Vegan taco bean salad recipe with homemade nachos
Our taco bean salad recipe is lovely to enjoy as a light summer or autumn evening meal, or a delicious lunchtime dish.
Sweet and sour bean bowl recipe
If you are a fan of sweet and sour food, then you will love this one! We use three varieties of beans (red, white and black) but you can easily make it with just one (whichever you have ready). We use pineapple to bring natural sweetness and the sour comes from lime and apple cider vinegar.
Vegan bean chilli recipe
This list would not be complete without our fabulous vegan chilli bean recipe. We use lots of different herbs and spices in this recipe, so the ingredients list does look long – but most are items that you can keep in your store-cupboard and use time and time again.
Although “quesa” means cheese, these plant-based bean quesadillas really hit the spot (without needing cheese!). With inspiration from Mexico, this recipe uses black beans (you can easily swap for any other type of bean) and a variety of spices to create a delicious snack or evening meal.
Chickpea tagine recipe
This is a fabulous vegan tagine recipe, which uses chickpeas instead of the traditional lamb. We recommend slow cooking to really let the delicious flavours develop, to create a rich tagine, ideal for any evening meal. Serve with a side of couscous or quinoa for a complete meal.
Winter vegetable soup with vegan pesto and white beans
Beans also make a great addition to a soup – whichever soup you are making you can always throw a handful in. We use white beans in this winter vegetable soup. You might also like to try the vegan pesto, which brings a tasty twist to this wholesome soup.
Hummus is traditionally made with chickpeas (garbanzo beans) – our recipe also includes white beans, as they bring an extra creaminess to this ever-popular dip.
Blackbean, avocado and sweetcorn salad
Feast your eyes on this colourful dish and enjoy the contrast between the crunchiness of the sweetcorn with the creamy avocado in our blackbean, avocado and sweetcorn salad. Black beans are popular in Latin America and other parts of the world.
Veggie bean burgers
Bean burgers are a popular dish here at the retreat. You can use whichever beans you have available to make this recipe. We tend to use red beans or pinto beans, as it makes the burger a little darker in colour (so it looks a little more like a meat-based burger), but all taste great! Remember, you can make a large batch of burgers and then freeze some to enjoy another day.
Cannellini beans with roast garlic and rosemary dip
Cannellini beans are used to quickly create this light and creamy dip, delicious as a snack with raw vegetables. Rosemary grows in abundance here in Spain so we tend to use fresh rosemary, however you can substitute dried rosemary if that is what you have available.
Plant-based food at La Crisalida health retreats
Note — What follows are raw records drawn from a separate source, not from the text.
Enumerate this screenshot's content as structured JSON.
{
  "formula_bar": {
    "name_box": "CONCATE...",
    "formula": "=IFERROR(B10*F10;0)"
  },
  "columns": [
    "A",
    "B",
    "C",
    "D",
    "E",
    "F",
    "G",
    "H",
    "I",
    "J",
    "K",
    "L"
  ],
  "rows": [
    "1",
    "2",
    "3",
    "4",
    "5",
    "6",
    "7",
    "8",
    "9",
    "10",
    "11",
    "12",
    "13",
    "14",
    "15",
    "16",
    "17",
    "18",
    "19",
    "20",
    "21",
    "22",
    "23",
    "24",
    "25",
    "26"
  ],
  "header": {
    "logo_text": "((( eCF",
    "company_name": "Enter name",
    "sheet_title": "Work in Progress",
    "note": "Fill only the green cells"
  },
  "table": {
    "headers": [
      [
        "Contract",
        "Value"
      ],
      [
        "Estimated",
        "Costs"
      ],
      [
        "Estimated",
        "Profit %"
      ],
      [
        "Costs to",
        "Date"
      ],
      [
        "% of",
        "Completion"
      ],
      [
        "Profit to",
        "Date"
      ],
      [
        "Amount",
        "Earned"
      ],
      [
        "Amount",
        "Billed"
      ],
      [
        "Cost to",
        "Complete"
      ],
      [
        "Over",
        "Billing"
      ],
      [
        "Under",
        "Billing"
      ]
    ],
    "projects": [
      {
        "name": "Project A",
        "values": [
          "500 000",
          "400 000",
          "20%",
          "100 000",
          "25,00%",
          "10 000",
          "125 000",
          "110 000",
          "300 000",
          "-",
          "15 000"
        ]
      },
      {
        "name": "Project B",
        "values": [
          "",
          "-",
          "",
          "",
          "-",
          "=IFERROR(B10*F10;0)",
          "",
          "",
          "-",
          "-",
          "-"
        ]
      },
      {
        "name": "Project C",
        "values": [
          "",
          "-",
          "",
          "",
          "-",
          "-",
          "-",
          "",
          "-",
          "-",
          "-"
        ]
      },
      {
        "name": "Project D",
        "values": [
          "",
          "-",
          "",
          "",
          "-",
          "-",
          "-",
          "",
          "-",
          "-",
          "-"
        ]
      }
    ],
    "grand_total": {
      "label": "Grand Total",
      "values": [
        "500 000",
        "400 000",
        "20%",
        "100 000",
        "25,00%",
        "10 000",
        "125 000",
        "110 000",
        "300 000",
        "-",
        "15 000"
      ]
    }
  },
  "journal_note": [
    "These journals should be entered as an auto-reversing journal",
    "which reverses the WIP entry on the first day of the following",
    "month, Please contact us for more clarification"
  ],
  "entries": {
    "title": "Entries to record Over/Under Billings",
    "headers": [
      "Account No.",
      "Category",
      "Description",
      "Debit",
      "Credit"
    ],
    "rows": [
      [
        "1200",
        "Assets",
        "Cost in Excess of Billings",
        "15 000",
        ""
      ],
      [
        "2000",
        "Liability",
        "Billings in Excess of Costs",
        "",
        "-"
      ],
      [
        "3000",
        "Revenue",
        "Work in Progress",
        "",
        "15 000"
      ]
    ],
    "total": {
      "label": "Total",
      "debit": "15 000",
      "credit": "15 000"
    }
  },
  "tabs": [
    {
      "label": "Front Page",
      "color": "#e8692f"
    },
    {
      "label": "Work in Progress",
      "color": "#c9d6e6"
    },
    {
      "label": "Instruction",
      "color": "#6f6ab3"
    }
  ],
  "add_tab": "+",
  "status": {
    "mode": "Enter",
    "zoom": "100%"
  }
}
All of the food served at La Crisalida health and wellbeing Retreats is plant-based, so contains lots of fresh vegetables, beans and legumes, fruit, wholegrains, as well as nuts and seeds. To learn more about the plant-based food we serve, follow this link: plant-based food at La Crisalida Retreats.
Enjoy our delicious plant-based vegan menus here at the retreat, as part of your all-inclusive healthy holiday. We also share lots of other plant-based recipes on our health and wellbeing blog.
I hope you enjoy exploring all these different bean recipes – let me know which is your favourite!
About the author
- Lisa is one of the founders of La Crisalida Retreats. She is an Epidemiologist, therapeutic hatha and yin yoga teacher and also teaches mindfulness meditation. Lisa has studied NLP and hypnosis, as well as nutrition (she designs the menus).